## Problem to work on
Among the entries that follow, find every line with the word "Stacje" and copy it.

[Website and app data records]
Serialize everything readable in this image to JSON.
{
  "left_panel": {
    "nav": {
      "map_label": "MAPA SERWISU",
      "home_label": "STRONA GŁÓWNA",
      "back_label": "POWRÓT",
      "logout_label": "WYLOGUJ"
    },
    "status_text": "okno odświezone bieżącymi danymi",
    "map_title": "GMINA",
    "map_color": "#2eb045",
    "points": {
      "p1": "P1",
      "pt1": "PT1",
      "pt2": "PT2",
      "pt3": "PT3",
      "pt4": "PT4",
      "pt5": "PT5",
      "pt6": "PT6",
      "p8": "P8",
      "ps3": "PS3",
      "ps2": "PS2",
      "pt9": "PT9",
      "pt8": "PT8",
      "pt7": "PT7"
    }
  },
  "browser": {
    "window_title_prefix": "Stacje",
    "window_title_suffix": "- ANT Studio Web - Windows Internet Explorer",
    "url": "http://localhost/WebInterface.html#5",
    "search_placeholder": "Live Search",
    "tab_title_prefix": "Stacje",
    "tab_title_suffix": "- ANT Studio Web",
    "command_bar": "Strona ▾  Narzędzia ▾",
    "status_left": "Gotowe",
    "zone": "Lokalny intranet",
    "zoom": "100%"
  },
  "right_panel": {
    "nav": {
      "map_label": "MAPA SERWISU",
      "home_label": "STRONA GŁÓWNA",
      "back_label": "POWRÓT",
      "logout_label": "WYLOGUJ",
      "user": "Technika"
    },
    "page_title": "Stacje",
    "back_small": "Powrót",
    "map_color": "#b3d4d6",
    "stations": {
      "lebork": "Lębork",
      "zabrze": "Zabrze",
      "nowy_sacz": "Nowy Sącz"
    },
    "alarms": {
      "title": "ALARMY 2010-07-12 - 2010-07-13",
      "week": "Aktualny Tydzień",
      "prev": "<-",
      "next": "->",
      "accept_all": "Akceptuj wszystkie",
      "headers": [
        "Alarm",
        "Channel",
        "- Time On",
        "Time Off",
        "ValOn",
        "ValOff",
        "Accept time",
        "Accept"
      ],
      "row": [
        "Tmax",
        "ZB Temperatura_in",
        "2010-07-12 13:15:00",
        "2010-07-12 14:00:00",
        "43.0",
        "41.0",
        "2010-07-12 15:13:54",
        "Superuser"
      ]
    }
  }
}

## Task output
    "window_title_prefix": "Stacje",
    "tab_title_prefix": "Stacje",
    "page_title": "Stacje",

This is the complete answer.